4/21/13

An enemy combatant

Some of the GOP Congresscritters are wanting to have Dzhokhar Tsarnaev declared an enemy combatant. That means that Dzhokhar Tsarnaev can be detained, denied the rights inherent in US citizenship.

Those GOP Congresscritters are Lindsay Graham, John McCain, and Kelly Ayotte.

But like it or not, Dzhokhar Tsarnaev is in fact a US citizen.

The 'enemy combatant' thing is really blurry, but one thing is clear - it has heretofore not been a status applied against a US citizen for crimes committed on US soil.

Following a number of court cases and rulings, we find this definition of 'enemy combatant' in the 2004 Rules for Combat Status Tribunals:

‘Enemy combatant’ shall mean an individual who was part of or supporting Taliban or al Qaeda forces, or associated forces that are engaged in hostilities against the United States or its coalition partners. This includes any person who has committed belligerent act or has directly supported hostilities in aid of enemy combat forces.

Tsarnaev so far does not meet any of the requirements of that definition. So far, Tsarnaev has committed murder and felonious assaults against a number of people, within the state of Massachusetts.

It may come to pass that there is a direct link between Tsarnaev and some external 'enemy combat forces,' but so far it isn't there.

Then we have 'lawful enemy combatants' and 'unlawful enemy combatants.' These are defined by the Military Commissions Act of 2006:

 "The term 'unlawful enemy combatant' means —
        (i) a person who has engaged in hostilities or who has purposefully and materially supported hostilities against the United States or its co-belligerents who is not a lawful enemy combatant (including a person who is part of the Taliban, al-Qaida, or associated forces); or
        (ii) a person who, before, on, or after the date of the enactment of the Military Commissions Act of 2006, has been determined to be an unlawful enemy combatant by a Combatant Status Review Tribunal or another competent tribunal established under the authority of the President or the Secretary of Defense."

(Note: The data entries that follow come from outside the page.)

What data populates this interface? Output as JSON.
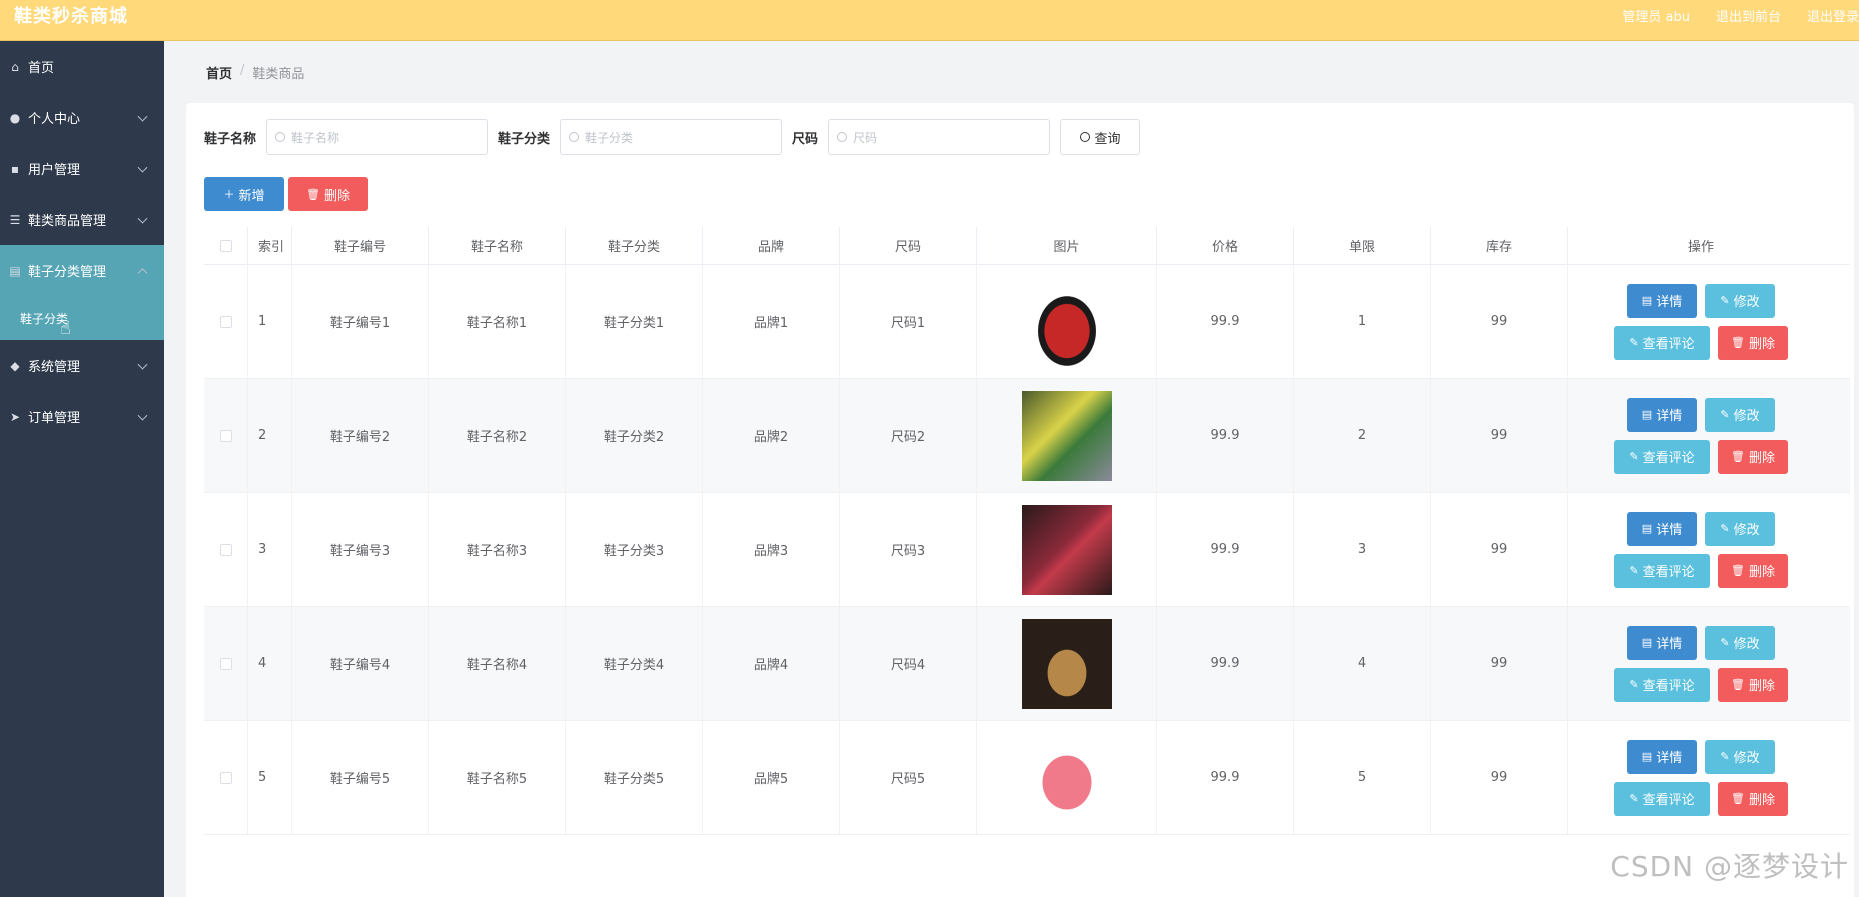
{
  "app": {
    "title": "鞋类秒杀商城",
    "admin_label": "管理员 abu",
    "to_front": "退出到前台",
    "logout": "退出登录"
  },
  "sidebar": {
    "items": [
      {
        "label": "首页",
        "icon": "home-icon"
      },
      {
        "label": "个人中心",
        "icon": "user-icon"
      },
      {
        "label": "用户管理",
        "icon": "chat-icon"
      },
      {
        "label": "鞋类商品管理",
        "icon": "list-icon"
      },
      {
        "label": "鞋子分类管理",
        "icon": "category-icon"
      },
      {
        "label": "系统管理",
        "icon": "location-icon"
      },
      {
        "label": "订单管理",
        "icon": "send-icon"
      }
    ],
    "submenu": {
      "label": "鞋子分类"
    }
  },
  "breadcrumb": {
    "home": "首页",
    "sep": "/",
    "current": "鞋类商品"
  },
  "search": {
    "name_label": "鞋子名称",
    "name_placeholder": "鞋子名称",
    "category_label": "鞋子分类",
    "category_placeholder": "鞋子分类",
    "size_label": "尺码",
    "size_placeholder": "尺码",
    "query_button": "查询"
  },
  "actions": {
    "add": "新增",
    "delete": "删除"
  },
  "table": {
    "columns": [
      "索引",
      "鞋子编号",
      "鞋子名称",
      "鞋子分类",
      "品牌",
      "尺码",
      "图片",
      "价格",
      "单限",
      "库存",
      "操作"
    ],
    "rows": [
      {
        "idx": "1",
        "code": "鞋子编号1",
        "name": "鞋子名称1",
        "category": "鞋子分类1",
        "brand": "品牌1",
        "size": "尺码1",
        "price": "99.9",
        "limit": "1",
        "stock": "99"
      },
      {
        "idx": "2",
        "code": "鞋子编号2",
        "name": "鞋子名称2",
        "category": "鞋子分类2",
        "brand": "品牌2",
        "size": "尺码2",
        "price": "99.9",
        "limit": "2",
        "stock": "99"
      },
      {
        "idx": "3",
        "code": "鞋子编号3",
        "name": "鞋子名称3",
        "category": "鞋子分类3",
        "brand": "品牌3",
        "size": "尺码3",
        "price": "99.9",
        "limit": "3",
        "stock": "99"
      },
      {
        "idx": "4",
        "code": "鞋子编号4",
        "name": "鞋子名称4",
        "category": "鞋子分类4",
        "brand": "品牌4",
        "size": "尺码4",
        "price": "99.9",
        "limit": "4",
        "stock": "99"
      },
      {
        "idx": "5",
        "code": "鞋子编号5",
        "name": "鞋子名称5",
        "category": "鞋子分类5",
        "brand": "品牌5",
        "size": "尺码5",
        "price": "99.9",
        "limit": "5",
        "stock": "99"
      }
    ],
    "op_labels": {
      "detail": "详情",
      "edit": "修改",
      "comment": "查看评论",
      "delete": "删除"
    }
  },
  "watermark": "CSDN @逐梦设计"
}
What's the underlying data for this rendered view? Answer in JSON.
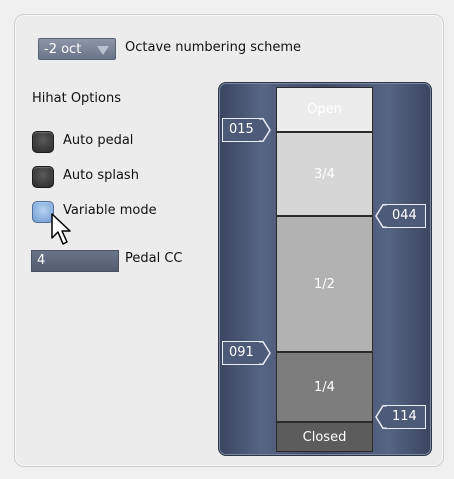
{
  "octave": {
    "value": "-2 oct",
    "label": "Octave numbering scheme"
  },
  "hihat": {
    "heading": "Hihat Options",
    "options": [
      {
        "label": "Auto pedal",
        "checked": false
      },
      {
        "label": "Auto splash",
        "checked": false
      },
      {
        "label": "Variable mode",
        "checked": true
      }
    ],
    "pedal_cc": {
      "value": "4",
      "label": "Pedal CC"
    }
  },
  "zones": [
    {
      "label": "Open",
      "color": "#ececec"
    },
    {
      "label": "3/4",
      "color": "#d6d6d6"
    },
    {
      "label": "1/2",
      "color": "#b2b2b2"
    },
    {
      "label": "1/4",
      "color": "#7d7d7d"
    },
    {
      "label": "Closed",
      "color": "#5c5c5c"
    }
  ],
  "thresholds": {
    "left": [
      "015",
      "091"
    ],
    "right": [
      "044",
      "114"
    ]
  },
  "colors": {
    "accent": "#6f9bd0",
    "rail": "#4d5b78"
  }
}
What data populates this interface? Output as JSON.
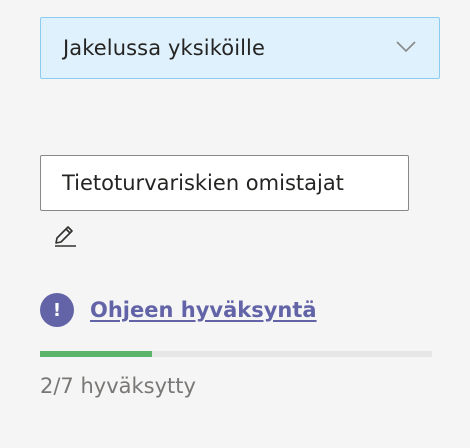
{
  "distribution": {
    "selected_value": "Jakelussa yksiköille",
    "icon": "chevron-down-icon"
  },
  "owner": {
    "label": "Tietoturvariskien omistajat",
    "edit_icon": "pencil-icon"
  },
  "approval": {
    "link_text": "Ohjeen hyväksyntä",
    "icon": "exclamation-icon",
    "icon_glyph": "!",
    "progress_fraction": 0.2857,
    "status_text": "2/7 hyväksytty"
  },
  "colors": {
    "accent": "#6264a7",
    "progress": "#5bb46a",
    "dropdown_bg": "#def1fc",
    "dropdown_border": "#8cccf0"
  }
}
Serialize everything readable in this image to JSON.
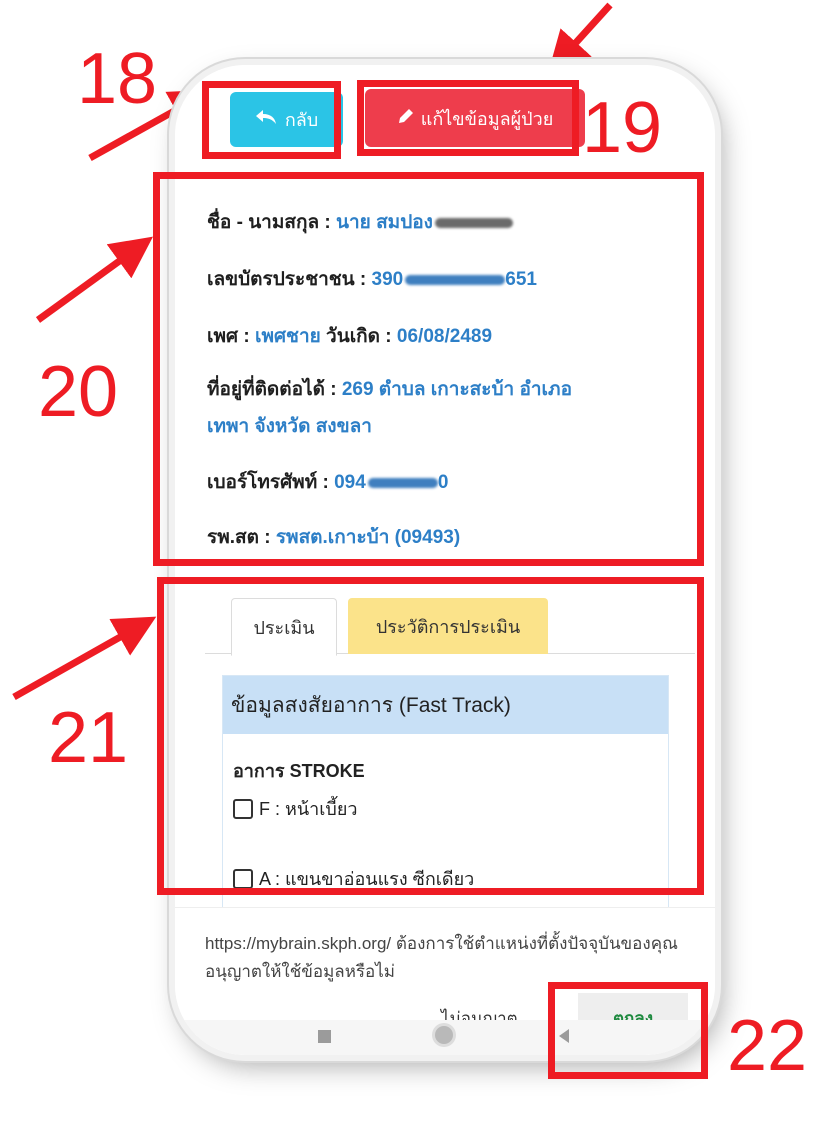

    "The term 'lawful enemy combatant' means a person who is —
        (A) a member of the regular forces of a State party engaged in hostilities against the United States;
        (B) a member of a militia, volunteer corps, or organized resistance movement belonging to a State party engaged in such hostilities, which are under responsible command, wear a fixed distinctive sign recognizable at a distance, carry their arms openly, and abide by the law of war; or
        (C) a member of a regular armed force who professes allegiance to a government engaged in such hostilities, but not recognized by the United States."


But after that, we have Boumediene v. Bush, 553 U.S. 723 (2008). That's the one in which the US Supreme Court held that the Military Commissions Act was unconstitutional in that it restricted or denied detainees' use of habeas corpus and access to the federal court system. In that case, the court ruled that detainees could have access to the federal courts, and could submit petitions of habeas corpus, and restored the protection of the Constitution.

The Military Commissions Act was amended in 2009 to reflect the findings in Boumediene v. Bush. Nonetheless, the ACLU noted that the act still falls short of providing the protections of the Constitution.

You can say what you wish about the ACLU, but consider that we now have at least three US senators calling for  a US citizen, who has committed crimes on US soil (let's skip the 'allegedly'), to be essentially denied those Constitutional rights.

How does Tsarnaev's citizenship status affect all this? So far, I have not heard any sensible discussion on that.What I am hearing is three US senators - Republicans - calling for a declaration before the blood at the various crime scenes has even congealed. Aren't these the guys who have done so much complaining about 'knee jerk' emotional reactions by the Obmananians?

These people need to get a grip. Tsarnaev isn't going anywhere. A knee-jerk reaction here can easily lead to policies and practices that assault our Constitutional rights far more than ill-conceived background checks for gun sales.

I believe our criminal justice system is well-suited for handling Tsarnaev as it stands. Our 'tribunal' of senators needs to get a collective grip, and put their jackboots away.